What this task involves:
Please return, word for word, the line containing "Extract the structured" and each line after it through the end of the data below, and nothing else.

Material provided:
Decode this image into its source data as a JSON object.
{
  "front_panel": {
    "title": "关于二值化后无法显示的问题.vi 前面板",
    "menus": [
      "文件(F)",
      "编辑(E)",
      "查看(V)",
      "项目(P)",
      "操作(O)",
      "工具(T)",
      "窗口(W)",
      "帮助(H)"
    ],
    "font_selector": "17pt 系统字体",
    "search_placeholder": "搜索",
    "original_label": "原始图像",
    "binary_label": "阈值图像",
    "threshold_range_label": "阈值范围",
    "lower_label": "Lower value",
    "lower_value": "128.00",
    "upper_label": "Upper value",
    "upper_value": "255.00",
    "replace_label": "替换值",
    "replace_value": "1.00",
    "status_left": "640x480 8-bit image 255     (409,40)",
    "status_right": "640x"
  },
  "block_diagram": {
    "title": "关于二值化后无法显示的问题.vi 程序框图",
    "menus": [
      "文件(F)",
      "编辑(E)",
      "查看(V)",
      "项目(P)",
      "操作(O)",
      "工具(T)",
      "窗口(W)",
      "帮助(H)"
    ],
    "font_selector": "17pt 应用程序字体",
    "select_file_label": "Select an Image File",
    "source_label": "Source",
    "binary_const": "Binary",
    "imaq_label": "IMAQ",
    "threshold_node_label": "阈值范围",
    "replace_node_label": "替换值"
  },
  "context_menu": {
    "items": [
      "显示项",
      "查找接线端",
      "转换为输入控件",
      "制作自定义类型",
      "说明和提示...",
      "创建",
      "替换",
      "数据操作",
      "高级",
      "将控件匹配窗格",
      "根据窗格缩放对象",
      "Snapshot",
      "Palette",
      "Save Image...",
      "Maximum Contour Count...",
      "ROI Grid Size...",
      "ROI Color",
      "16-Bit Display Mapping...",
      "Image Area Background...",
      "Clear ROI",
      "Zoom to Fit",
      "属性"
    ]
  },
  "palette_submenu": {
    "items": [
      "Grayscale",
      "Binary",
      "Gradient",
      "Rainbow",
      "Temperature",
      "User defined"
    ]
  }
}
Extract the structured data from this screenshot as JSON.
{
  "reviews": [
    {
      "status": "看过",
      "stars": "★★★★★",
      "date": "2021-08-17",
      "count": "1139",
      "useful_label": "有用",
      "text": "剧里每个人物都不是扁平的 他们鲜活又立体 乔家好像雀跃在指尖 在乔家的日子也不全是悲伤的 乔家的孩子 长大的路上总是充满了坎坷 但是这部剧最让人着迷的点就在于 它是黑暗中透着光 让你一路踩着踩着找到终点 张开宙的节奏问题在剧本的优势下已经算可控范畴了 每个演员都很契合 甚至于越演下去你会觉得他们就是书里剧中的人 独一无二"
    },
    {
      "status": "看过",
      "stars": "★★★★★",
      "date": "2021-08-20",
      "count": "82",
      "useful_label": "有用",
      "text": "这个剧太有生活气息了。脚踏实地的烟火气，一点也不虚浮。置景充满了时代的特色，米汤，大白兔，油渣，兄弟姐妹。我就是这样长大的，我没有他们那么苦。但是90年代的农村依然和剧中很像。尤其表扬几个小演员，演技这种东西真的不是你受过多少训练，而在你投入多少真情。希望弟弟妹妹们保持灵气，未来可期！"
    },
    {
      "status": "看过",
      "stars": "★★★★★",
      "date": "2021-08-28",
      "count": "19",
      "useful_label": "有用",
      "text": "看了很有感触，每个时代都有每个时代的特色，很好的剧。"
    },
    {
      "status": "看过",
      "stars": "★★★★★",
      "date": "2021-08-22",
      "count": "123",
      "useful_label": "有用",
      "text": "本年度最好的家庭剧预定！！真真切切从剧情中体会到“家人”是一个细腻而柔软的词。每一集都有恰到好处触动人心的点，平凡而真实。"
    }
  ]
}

Solved problem:
Extract the structured data from this screenshot as JSON.
{
  "reviews": [
    {
      "status": "看过",
      "stars": "★★★★★",
      "date": "2021-08-17",
      "count": "1139",
      "useful_label": "有用",
      "text": "剧里每个人物都不是扁平的 他们鲜活又立体 乔家好像雀跃在指尖 在乔家的日子也不全是悲伤的 乔家的孩子 长大的路上总是充满了坎坷 但是这部剧最让人着迷的点就在于 它是黑暗中透着光 让你一路踩着踩着找到终点 张开宙的节奏问题在剧本的优势下已经算可控范畴了 每个演员都很契合 甚至于越演下去你会觉得他们就是书里剧中的人 独一无二"
    },
    {
      "status": "看过",
      "stars": "★★★★★",
      "date": "2021-08-20",
      "count": "82",
      "useful_label": "有用",
      "text": "这个剧太有生活气息了。脚踏实地的烟火气，一点也不虚浮。置景充满了时代的特色，米汤，大白兔，油渣，兄弟姐妹。我就是这样长大的，我没有他们那么苦。但是90年代的农村依然和剧中很像。尤其表扬几个小演员，演技这种东西真的不是你受过多少训练，而在你投入多少真情。希望弟弟妹妹们保持灵气，未来可期！"
    },
    {
      "status": "看过",
      "stars": "★★★★★",
      "date": "2021-08-28",
      "count": "19",
      "useful_label": "有用",
      "text": "看了很有感触，每个时代都有每个时代的特色，很好的剧。"
    },
    {
      "status": "看过",
      "stars": "★★★★★",
      "date": "2021-08-22",
      "count": "123",
      "useful_label": "有用",
      "text": "本年度最好的家庭剧预定！！真真切切从剧情中体会到“家人”是一个细腻而柔软的词。每一集都有恰到好处触动人心的点，平凡而真实。"
    }
  ]
}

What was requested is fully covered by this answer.